The edition of The Idiot that I read was the one pictured above, published by Everyman’s Library and translated by Pevear and Volokhonsky. This would maybe not have been my first choice of translation (this is the third of P&V’s Russian translations I’ve read and I’ve decided I’m not really a fan) but this is the book I already had on my shelf so it made sense to at least try it. Having said that, I found their translation of this particular book perfectly readable – though with a few strange word choices – and I’m sure I would still have found The Idiot a challenging read regardless of who it was translated by!

To clarify what I mean by ‘challenging’, I didn’t have any problem actually following the plot and understanding what was going on. This is really more of a character-driven novel than a plot-driven one anyway. Although I found it quite absorbing and was never bored, the pace is uneven and there are some long diversions in which various characters discuss religion or politics or philosophical ideas. Three chapters, for example, are devoted to a long confessional letter written by Ippolit, a young man who is dying from consumption – however, I thought this was one of the most powerful and moving sections of the book.

What I did struggle with at times was trying to interpret the actions and motivations of the characters, particularly the two main female characters, Nastasya and Aglaya. I won’t attempt an analysis of those two characters here, except to say that they are both so complex I’m not surprised the unsophisticated, unworldly Myshkin found it difficult to understand what they were really saying to him!

I enjoyed The Idiot a lot more than I thought I would, but I know I would have to read it again to be able to fully appreciate it. I don’t think I would want to do that in the near future but I will certainly try Crime and Punishment again and maybe The Brothers Karamazov as well.

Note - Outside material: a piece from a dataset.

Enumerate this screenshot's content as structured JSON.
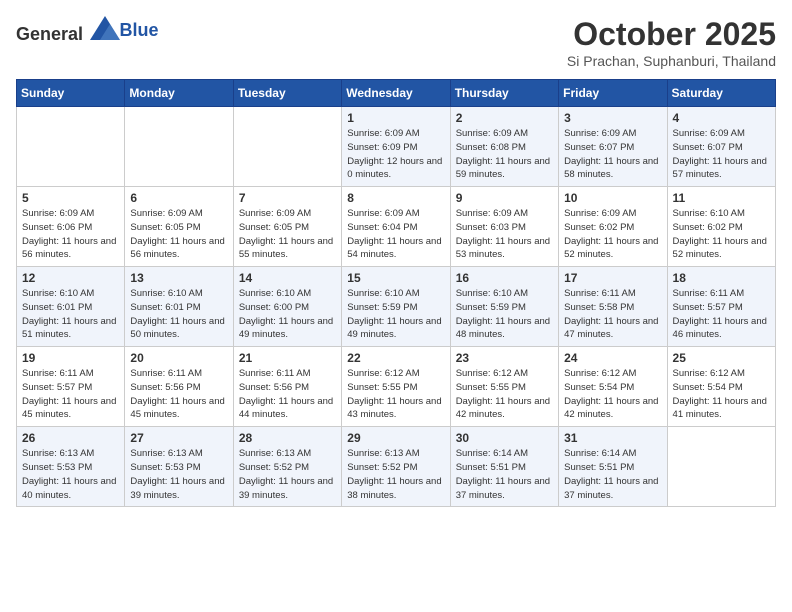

The Classics Club Spin number is…

The Classics Club

Number 17

Last week I decided to take part in the Classics Club Spin. The rules were simple – list twenty books from your Classics Club list, number them 1 to 20, and the number announced today (Monday) represents the book you have to read before 6th October 2014.

The number that has been selected is 17, which means the book I’ll be reading is:

The Idiot

The Idiot by Fyodor Dostoevsky

I have to admit this is not one of the titles on my list that I was hoping for, but I’m prepared to give it a try! I had a failed attempt at reading Crime and Punishment a few years ago, so I’m hoping I might have more luck with a different book.

If you took part in the spin are you happy with your result?